At this Jake took a piece of paper from his vest pocket and handed it to Racey.
“I found this lying on the floor of my office when I come back after attending to Bull,” was his explanation.
There were words printed on the slip of paper. They read:
Look in Racey Dawson’s room for what killed Bull.
The communication was unsigned.
Racey handed it back to Jake Rule. “Got any idea who put it in yore office?” he asked.
Jake shook his head. “I dunno,” he said. “The window was open. Anybody passing could ‘a’ throwed it in.”
“You satisfied now, Jake, or—” Racey did not complete the sentence.
“Oh, I’m satisfied you didn’t do it,” replied the sheriff, “if that’s what you mean. But—the man who wrote this here joke!”
As he spoke he tore the note in two, dropped the pieces on the floor, and stamped out of the room. Kansas Casey looked over his shoulder as he followed in the wake of his superior.

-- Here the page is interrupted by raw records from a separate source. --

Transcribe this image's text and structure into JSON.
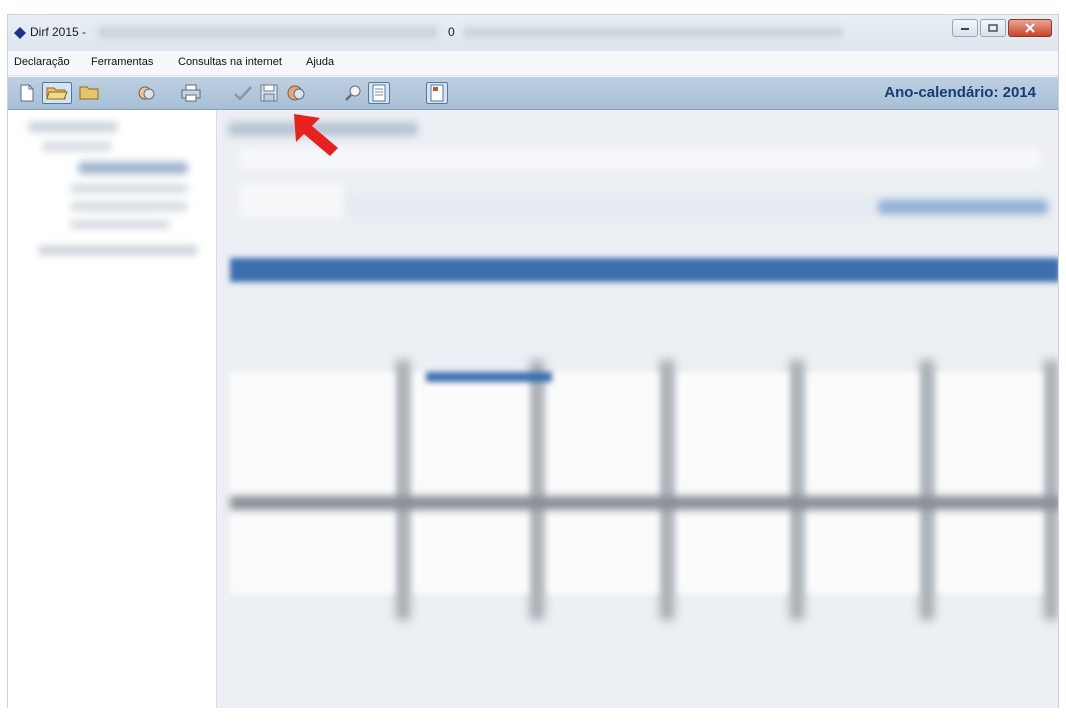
{
  "window": {
    "title": "Dirf 2015 -",
    "title_suffix": "0",
    "logo_icon": "blue-diamond-icon"
  },
  "menu": {
    "items": [
      "Declaração",
      "Ferramentas",
      "Consultas na internet",
      "Ajuda"
    ]
  },
  "toolbar": {
    "buttons": [
      {
        "icon": "new-file-icon"
      },
      {
        "icon": "open-folder-icon",
        "active": true
      },
      {
        "icon": "folder-icon"
      },
      {
        "icon": "copy-icon"
      },
      {
        "icon": "print-icon"
      },
      {
        "icon": "check-icon"
      },
      {
        "icon": "save-icon"
      },
      {
        "icon": "transmit-icon"
      },
      {
        "icon": "search-icon"
      },
      {
        "icon": "document-icon"
      },
      {
        "icon": "receipt-icon",
        "active": true
      }
    ],
    "ano_calendario": "Ano-calendário: 2014"
  },
  "colors": {
    "toolbar_bg": "#a7bfd6",
    "ano_text": "#163d73",
    "arrow": "#e8201e",
    "table_header": "#3c6fb0"
  }
}
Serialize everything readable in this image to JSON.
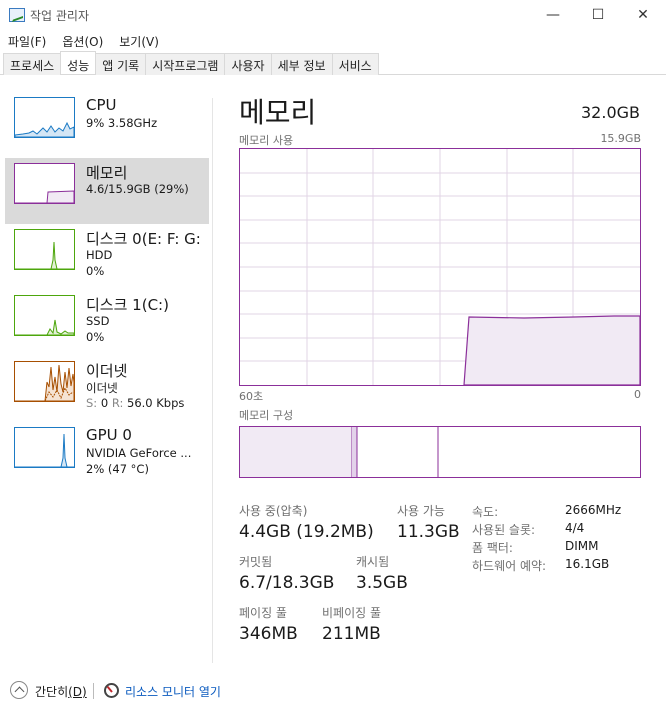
{
  "window": {
    "title": "작업 관리자",
    "minimize_glyph": "—",
    "maximize_glyph": "☐",
    "close_glyph": "✕"
  },
  "menu": [
    "파일(F)",
    "옵션(O)",
    "보기(V)"
  ],
  "tabs": [
    {
      "label": "프로세스",
      "active": false
    },
    {
      "label": "성능",
      "active": true
    },
    {
      "label": "앱 기록",
      "active": false
    },
    {
      "label": "시작프로그램",
      "active": false
    },
    {
      "label": "사용자",
      "active": false
    },
    {
      "label": "세부 정보",
      "active": false
    },
    {
      "label": "서비스",
      "active": false
    }
  ],
  "resources": [
    {
      "title": "CPU",
      "line1": "9% 3.58GHz",
      "line2": "",
      "color": "#1b7ac4",
      "selected": false
    },
    {
      "title": "메모리",
      "line1": "4.6/15.9GB (29%)",
      "line2": "",
      "color": "#8b2f9a",
      "selected": true
    },
    {
      "title": "디스크 0(E: F: G:",
      "line1": "HDD",
      "line2": "0%",
      "color": "#4da60c",
      "selected": false
    },
    {
      "title": "디스크 1(C:)",
      "line1": "SSD",
      "line2": "0%",
      "color": "#4da60c",
      "selected": false
    },
    {
      "title": "이더넷",
      "line1": "이더넷",
      "line2_s": "S:",
      "line2_sv": "0",
      "line2_r": "R:",
      "line2_rv": "56.0 Kbps",
      "color": "#a74f01",
      "selected": false
    },
    {
      "title": "GPU 0",
      "line1": "NVIDIA GeForce ...",
      "line2": "2% (47 °C)",
      "color": "#1b7ac4",
      "selected": false
    }
  ],
  "memory": {
    "title": "메모리",
    "total": "32.0GB",
    "usage_label": "메모리 사용",
    "usage_max": "15.9GB",
    "time_left": "60초",
    "time_right": "0",
    "composition_label": "메모리 구성",
    "usage_fraction_after": 0.29,
    "stats": {
      "in_use_label": "사용 중(압축)",
      "in_use_value": "4.4GB (19.2MB)",
      "available_label": "사용 가능",
      "available_value": "11.3GB",
      "committed_label": "커밋됨",
      "committed_value": "6.7/18.3GB",
      "cached_label": "캐시됨",
      "cached_value": "3.5GB",
      "paged_label": "페이징 풀",
      "paged_value": "346MB",
      "nonpaged_label": "비페이징 풀",
      "nonpaged_value": "211MB"
    },
    "details": [
      {
        "label": "속도:",
        "value": "2666MHz"
      },
      {
        "label": "사용된 슬롯:",
        "value": "4/4"
      },
      {
        "label": "폼 팩터:",
        "value": "DIMM"
      },
      {
        "label": "하드웨어 예약:",
        "value": "16.1GB"
      }
    ]
  },
  "footer": {
    "fewer_label": "간단히",
    "fewer_key": "(D)",
    "resmon_label": "리소스 모니터 열기"
  },
  "colors": {
    "memory": "#8b2f9a",
    "memory_fill": "#f1eaf4",
    "grid": "#e2d4e6"
  }
}
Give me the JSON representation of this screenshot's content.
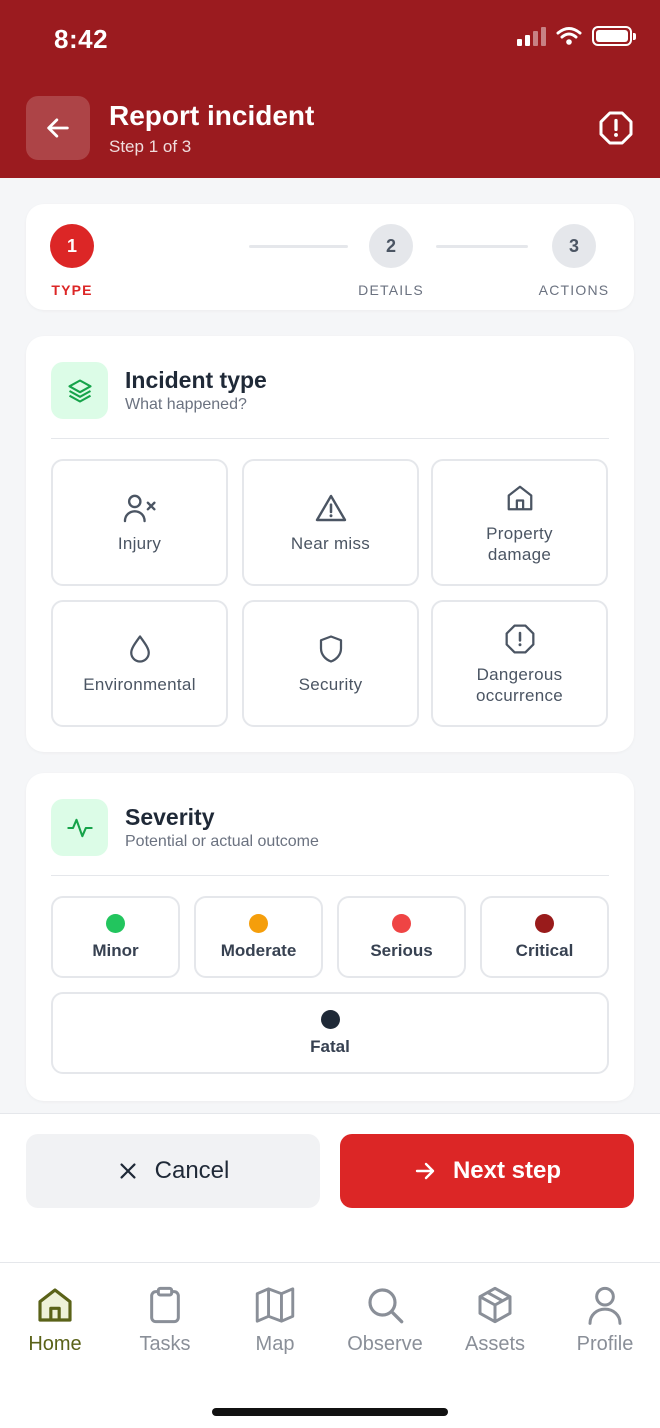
{
  "status": {
    "time": "8:42"
  },
  "header": {
    "title": "Report incident",
    "subtitle": "Step 1 of 3"
  },
  "stepper": {
    "steps": [
      {
        "number": "1",
        "label": "TYPE"
      },
      {
        "number": "2",
        "label": "DETAILS"
      },
      {
        "number": "3",
        "label": "ACTIONS"
      }
    ],
    "active": 1
  },
  "incident": {
    "title": "Incident type",
    "subtitle": "What happened?",
    "types": [
      {
        "label": "Injury",
        "icon": "user-x-icon"
      },
      {
        "label": "Near miss",
        "icon": "warning-triangle-icon"
      },
      {
        "label": "Property damage",
        "icon": "house-icon"
      },
      {
        "label": "Environmental",
        "icon": "droplet-icon"
      },
      {
        "label": "Security",
        "icon": "shield-icon"
      },
      {
        "label": "Dangerous occurrence",
        "icon": "alert-octagon-icon"
      }
    ]
  },
  "severity": {
    "title": "Severity",
    "subtitle": "Potential or actual outcome",
    "levels": [
      {
        "label": "Minor",
        "color": "#22c55e"
      },
      {
        "label": "Moderate",
        "color": "#f59e0b"
      },
      {
        "label": "Serious",
        "color": "#ef4444"
      },
      {
        "label": "Critical",
        "color": "#991b1b"
      },
      {
        "label": "Fatal",
        "color": "#1f2937"
      }
    ]
  },
  "actions": {
    "cancel": "Cancel",
    "next": "Next step"
  },
  "tabs": [
    {
      "label": "Home",
      "icon": "home-icon"
    },
    {
      "label": "Tasks",
      "icon": "clipboard-icon"
    },
    {
      "label": "Map",
      "icon": "map-icon"
    },
    {
      "label": "Observe",
      "icon": "search-icon"
    },
    {
      "label": "Assets",
      "icon": "box-icon"
    },
    {
      "label": "Profile",
      "icon": "user-icon"
    }
  ],
  "colors": {
    "header": "#9b1b1f",
    "accent": "#dc2626",
    "active_tab": "#5a6218",
    "section_icon_bg": "#dcfce7"
  }
}
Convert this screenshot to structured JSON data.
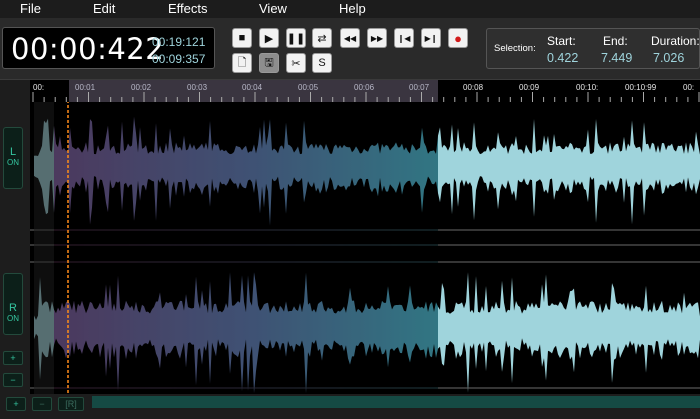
{
  "menu": {
    "items": [
      "File",
      "Edit",
      "Effects",
      "View",
      "Help"
    ]
  },
  "time": {
    "main": "00:00:422",
    "total": "00:19:121",
    "visible": "00:09:357"
  },
  "transport": {
    "buttons": [
      {
        "name": "stop",
        "glyph": "■"
      },
      {
        "name": "play",
        "glyph": "▶"
      },
      {
        "name": "pause",
        "glyph": "❚❚"
      },
      {
        "name": "loop",
        "glyph": "⇄"
      },
      {
        "name": "rewind",
        "glyph": "◀◀"
      },
      {
        "name": "fast-forward",
        "glyph": "▶▶"
      },
      {
        "name": "skip-start",
        "glyph": "❙◀"
      },
      {
        "name": "skip-end",
        "glyph": "▶❙"
      },
      {
        "name": "record",
        "glyph": "●"
      }
    ],
    "edit_buttons": [
      {
        "name": "new-file",
        "glyph": "🗋"
      },
      {
        "name": "save",
        "glyph": "🖫"
      },
      {
        "name": "cut",
        "glyph": "✂"
      },
      {
        "name": "silence",
        "glyph": "S"
      }
    ]
  },
  "selection": {
    "label": "Selection:",
    "start_label": "Start:",
    "start": "0.422",
    "end_label": "End:",
    "end": "7.449",
    "duration_label": "Duration:",
    "duration": "7.026"
  },
  "ruler": {
    "labels": [
      "00:",
      "00:01",
      "00:02",
      "00:03",
      "00:04",
      "00:05",
      "00:06",
      "00:07",
      "00:08",
      "00:09",
      "00:10:",
      "00:10:99",
      "00:"
    ]
  },
  "channels": {
    "left": {
      "letter": "L",
      "state": "ON"
    },
    "right": {
      "letter": "R",
      "state": "ON"
    }
  },
  "zoom": {
    "in_glyph": "+",
    "out_glyph": "−",
    "reset_label": "[R]"
  },
  "colors": {
    "accent": "#35c6a0",
    "waveform": "#9fd4dc",
    "cursor": "#ff8c1a",
    "value_text": "#9fd4dc"
  }
}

He saw Racey Dawson picking up the two pieces of the note. Racey’s mouth was a grim, uncompromising line.
“If Racey ever finds out who wrote that,” thought Kansas to himself, pulling the door shut, “hell will shore pop. And I hope it does.”
For he liked Racey Dawson, did Kansas Casey, the deputy sheriff.
“Why didn’t you tell me at breakfast?” demanded Swing Tunstall.
“And give it away to Jack Harpe!” said scornful Racey. “Shore, that would ‘a’ been a bright thing to do now, wouldn’t it?”
“What didja do with the knife?”
“Dropped it through a knothole in the wall. The only way they’ll ever get hold of it is by tearing the building down.”
“Jack Harpe, if he is the feller, will know you found it and try again.”
“Shore. We can’t help that. One thing, we’ll know before the day is over whether it is Jack Harpe or not.”